## PROMPT
If a line in the following entries holds the string "strength", include it in the tally. State the total and nothing further.

--

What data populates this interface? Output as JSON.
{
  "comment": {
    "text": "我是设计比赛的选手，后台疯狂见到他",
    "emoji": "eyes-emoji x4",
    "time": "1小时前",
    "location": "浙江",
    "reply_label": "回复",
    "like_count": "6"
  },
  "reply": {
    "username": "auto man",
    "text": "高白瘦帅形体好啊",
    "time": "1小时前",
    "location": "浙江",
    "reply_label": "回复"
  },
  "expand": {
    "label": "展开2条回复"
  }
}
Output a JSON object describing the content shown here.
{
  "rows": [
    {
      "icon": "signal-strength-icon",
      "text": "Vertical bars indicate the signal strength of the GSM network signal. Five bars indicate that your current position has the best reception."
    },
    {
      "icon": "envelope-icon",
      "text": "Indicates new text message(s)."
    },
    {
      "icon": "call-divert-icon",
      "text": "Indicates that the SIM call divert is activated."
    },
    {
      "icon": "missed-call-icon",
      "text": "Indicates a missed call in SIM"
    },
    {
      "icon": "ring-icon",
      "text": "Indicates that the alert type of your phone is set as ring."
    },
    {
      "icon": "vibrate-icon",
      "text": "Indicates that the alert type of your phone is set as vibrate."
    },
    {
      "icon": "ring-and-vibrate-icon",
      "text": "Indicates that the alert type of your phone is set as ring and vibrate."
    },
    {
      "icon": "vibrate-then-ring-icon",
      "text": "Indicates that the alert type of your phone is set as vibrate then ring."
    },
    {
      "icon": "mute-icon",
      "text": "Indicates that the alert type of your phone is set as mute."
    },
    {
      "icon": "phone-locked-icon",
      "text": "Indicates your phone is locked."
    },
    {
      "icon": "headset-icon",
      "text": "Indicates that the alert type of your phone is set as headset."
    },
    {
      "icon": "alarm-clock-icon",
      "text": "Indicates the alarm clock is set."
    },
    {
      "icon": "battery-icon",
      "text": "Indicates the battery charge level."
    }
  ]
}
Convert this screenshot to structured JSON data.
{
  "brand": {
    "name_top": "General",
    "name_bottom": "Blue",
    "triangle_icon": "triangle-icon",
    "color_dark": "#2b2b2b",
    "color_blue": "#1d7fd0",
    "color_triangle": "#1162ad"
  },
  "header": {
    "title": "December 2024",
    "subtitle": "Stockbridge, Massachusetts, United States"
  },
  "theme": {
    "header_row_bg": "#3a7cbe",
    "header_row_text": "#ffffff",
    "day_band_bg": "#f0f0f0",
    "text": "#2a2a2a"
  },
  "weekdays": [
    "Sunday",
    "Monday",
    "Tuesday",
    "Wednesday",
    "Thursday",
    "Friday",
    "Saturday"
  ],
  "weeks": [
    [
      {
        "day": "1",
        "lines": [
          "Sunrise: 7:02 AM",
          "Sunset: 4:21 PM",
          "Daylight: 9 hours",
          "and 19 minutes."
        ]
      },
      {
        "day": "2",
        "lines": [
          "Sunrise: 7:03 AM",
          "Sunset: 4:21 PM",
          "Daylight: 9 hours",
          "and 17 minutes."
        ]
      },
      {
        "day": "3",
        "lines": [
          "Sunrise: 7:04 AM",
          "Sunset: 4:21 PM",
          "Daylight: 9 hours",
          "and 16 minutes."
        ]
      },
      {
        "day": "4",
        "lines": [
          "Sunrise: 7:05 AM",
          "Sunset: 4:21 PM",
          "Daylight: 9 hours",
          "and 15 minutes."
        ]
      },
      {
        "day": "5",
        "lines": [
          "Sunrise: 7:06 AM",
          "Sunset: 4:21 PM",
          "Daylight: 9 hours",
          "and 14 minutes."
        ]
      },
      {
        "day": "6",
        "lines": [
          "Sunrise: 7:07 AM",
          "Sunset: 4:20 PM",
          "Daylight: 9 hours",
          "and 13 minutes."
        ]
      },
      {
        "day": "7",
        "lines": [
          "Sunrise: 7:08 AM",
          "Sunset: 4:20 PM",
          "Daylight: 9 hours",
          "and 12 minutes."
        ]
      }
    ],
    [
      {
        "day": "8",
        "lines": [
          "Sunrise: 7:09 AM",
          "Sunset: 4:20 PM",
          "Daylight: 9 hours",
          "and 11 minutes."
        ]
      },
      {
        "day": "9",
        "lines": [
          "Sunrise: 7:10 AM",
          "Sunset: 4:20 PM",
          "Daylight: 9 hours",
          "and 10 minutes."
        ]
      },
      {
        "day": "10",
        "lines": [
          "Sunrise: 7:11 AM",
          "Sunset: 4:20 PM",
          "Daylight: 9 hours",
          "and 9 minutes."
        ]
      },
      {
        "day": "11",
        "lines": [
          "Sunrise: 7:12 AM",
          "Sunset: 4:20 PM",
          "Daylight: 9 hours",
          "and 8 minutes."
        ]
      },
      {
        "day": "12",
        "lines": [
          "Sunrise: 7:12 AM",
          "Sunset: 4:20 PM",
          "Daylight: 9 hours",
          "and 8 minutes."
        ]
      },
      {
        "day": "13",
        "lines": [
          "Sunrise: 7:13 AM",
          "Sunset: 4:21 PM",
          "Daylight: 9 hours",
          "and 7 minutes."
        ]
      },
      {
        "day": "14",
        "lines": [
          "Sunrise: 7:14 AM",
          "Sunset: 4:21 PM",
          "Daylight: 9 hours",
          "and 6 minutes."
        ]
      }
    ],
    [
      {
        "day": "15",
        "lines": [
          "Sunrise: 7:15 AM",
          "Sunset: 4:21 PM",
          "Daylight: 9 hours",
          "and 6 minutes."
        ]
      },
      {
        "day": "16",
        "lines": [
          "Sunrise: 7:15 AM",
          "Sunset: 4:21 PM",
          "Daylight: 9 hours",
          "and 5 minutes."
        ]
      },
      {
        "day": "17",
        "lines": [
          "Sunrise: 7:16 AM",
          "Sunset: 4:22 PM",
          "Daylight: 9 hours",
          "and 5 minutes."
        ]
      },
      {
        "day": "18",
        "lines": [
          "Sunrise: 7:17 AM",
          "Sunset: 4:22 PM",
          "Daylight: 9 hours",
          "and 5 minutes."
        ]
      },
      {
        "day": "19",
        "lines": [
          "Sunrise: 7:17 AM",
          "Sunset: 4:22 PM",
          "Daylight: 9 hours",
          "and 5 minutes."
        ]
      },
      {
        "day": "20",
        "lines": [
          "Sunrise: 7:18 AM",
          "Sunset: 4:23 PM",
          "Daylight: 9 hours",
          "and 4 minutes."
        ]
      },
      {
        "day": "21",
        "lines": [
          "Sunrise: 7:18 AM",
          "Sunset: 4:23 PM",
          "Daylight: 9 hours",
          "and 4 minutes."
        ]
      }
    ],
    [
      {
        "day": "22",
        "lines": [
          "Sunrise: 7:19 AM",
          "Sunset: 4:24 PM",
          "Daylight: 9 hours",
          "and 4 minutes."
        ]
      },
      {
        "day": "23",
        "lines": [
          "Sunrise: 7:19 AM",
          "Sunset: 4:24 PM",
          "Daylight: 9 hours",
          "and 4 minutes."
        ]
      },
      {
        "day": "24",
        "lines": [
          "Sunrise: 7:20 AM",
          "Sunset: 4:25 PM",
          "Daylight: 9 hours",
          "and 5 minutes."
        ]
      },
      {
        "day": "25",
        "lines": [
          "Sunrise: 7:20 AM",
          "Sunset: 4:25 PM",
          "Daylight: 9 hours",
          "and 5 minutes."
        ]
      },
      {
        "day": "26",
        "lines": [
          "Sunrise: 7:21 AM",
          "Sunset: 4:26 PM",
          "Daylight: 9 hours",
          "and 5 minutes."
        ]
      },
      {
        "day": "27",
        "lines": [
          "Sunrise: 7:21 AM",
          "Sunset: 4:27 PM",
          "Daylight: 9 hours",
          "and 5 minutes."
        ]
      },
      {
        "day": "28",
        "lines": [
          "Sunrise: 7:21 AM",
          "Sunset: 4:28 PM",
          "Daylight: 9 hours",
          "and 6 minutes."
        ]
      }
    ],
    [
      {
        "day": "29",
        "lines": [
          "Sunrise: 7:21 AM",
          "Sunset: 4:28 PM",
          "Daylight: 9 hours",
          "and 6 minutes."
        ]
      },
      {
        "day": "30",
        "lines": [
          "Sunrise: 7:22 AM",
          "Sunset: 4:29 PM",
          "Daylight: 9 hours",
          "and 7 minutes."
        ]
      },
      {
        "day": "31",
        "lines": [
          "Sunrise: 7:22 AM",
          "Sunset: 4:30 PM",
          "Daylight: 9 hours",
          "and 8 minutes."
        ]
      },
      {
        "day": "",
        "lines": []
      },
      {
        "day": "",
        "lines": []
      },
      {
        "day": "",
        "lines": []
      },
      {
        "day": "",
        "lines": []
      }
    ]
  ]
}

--

## TASK RESULT
2